PROVIDENCE, R.I. (WPRI) — A businessman was arrested in Georgia, after investigators said he faked his own death to avoid prosecution after fraudulently receiving CARES Act funds.
David Staveley, 52, of Andover, Mass. was arrested Thursday by the U.S. Marshals Service in Alpharetta, Georgia.
On May 5, Staveley, along with David Butziger, 51, of Warwick, were arrested after filing fraudulent loan applications seeking more than $500,000 of COVID-19 relief funds. They were the first two in the nation charged in such a crime In the United States.
Staveley was later released on the $10,000 bonds with GPS monitoring.
Weeks later on May 26, the U.S. Probation Office in Rhode Island received an alert that his GPS monitor had been removed.

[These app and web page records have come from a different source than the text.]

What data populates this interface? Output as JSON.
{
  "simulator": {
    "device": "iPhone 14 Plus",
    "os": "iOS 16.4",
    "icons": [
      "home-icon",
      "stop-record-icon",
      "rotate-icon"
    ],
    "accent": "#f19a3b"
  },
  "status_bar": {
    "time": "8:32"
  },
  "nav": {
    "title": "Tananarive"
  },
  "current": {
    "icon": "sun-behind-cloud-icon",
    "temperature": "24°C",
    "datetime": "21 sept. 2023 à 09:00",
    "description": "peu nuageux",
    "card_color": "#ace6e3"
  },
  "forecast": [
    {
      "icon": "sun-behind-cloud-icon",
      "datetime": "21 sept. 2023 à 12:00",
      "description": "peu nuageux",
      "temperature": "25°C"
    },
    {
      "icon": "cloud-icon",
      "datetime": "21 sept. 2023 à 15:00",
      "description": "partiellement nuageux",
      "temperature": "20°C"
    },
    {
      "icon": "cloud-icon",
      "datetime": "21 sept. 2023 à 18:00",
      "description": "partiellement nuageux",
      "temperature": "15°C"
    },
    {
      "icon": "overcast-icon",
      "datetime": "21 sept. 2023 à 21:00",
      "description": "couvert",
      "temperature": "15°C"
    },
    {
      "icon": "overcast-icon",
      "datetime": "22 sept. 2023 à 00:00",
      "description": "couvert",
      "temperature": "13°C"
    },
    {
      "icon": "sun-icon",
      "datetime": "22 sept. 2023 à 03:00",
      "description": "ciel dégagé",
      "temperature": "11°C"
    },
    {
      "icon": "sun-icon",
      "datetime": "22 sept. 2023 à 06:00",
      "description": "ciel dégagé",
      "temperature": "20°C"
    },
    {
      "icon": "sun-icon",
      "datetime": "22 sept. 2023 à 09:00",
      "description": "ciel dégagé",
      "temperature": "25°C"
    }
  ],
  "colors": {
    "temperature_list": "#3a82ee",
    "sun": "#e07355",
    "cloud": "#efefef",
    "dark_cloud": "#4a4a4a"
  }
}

In June, Staveley’s vehicle was found near a beach in Quincy, Mass., with the doors unlocked and the keys in the ignition. His wallet, credit cards and driver’s license were also found inside the vehicle, in addition to a typed and signed suicide note, according the U.S. Marshals Service.
Massachusetts State Police searched the area in an attempt to find the body. No evidence that he committed suicide was found and U.S. Marshals believed that he faked his death and fled the area to avoid prosecution.
U.S. Marshals in Rhode Island later confirmed Staveley was alive and traveled to Tennessee, then to Alpharetta, Georgia using a false identity and driving a minivan with stolen license plates.
On Thursday, The Rhode Island Violent Fugitive Task Force working with the Alpharetta Police Department found Staveley in a minivan with California licenses plates and arrested him.
At the time of his arrest, Staveley had several forms of ID badges with different names on them. He was taken to Atlanta Federal District Court for processing.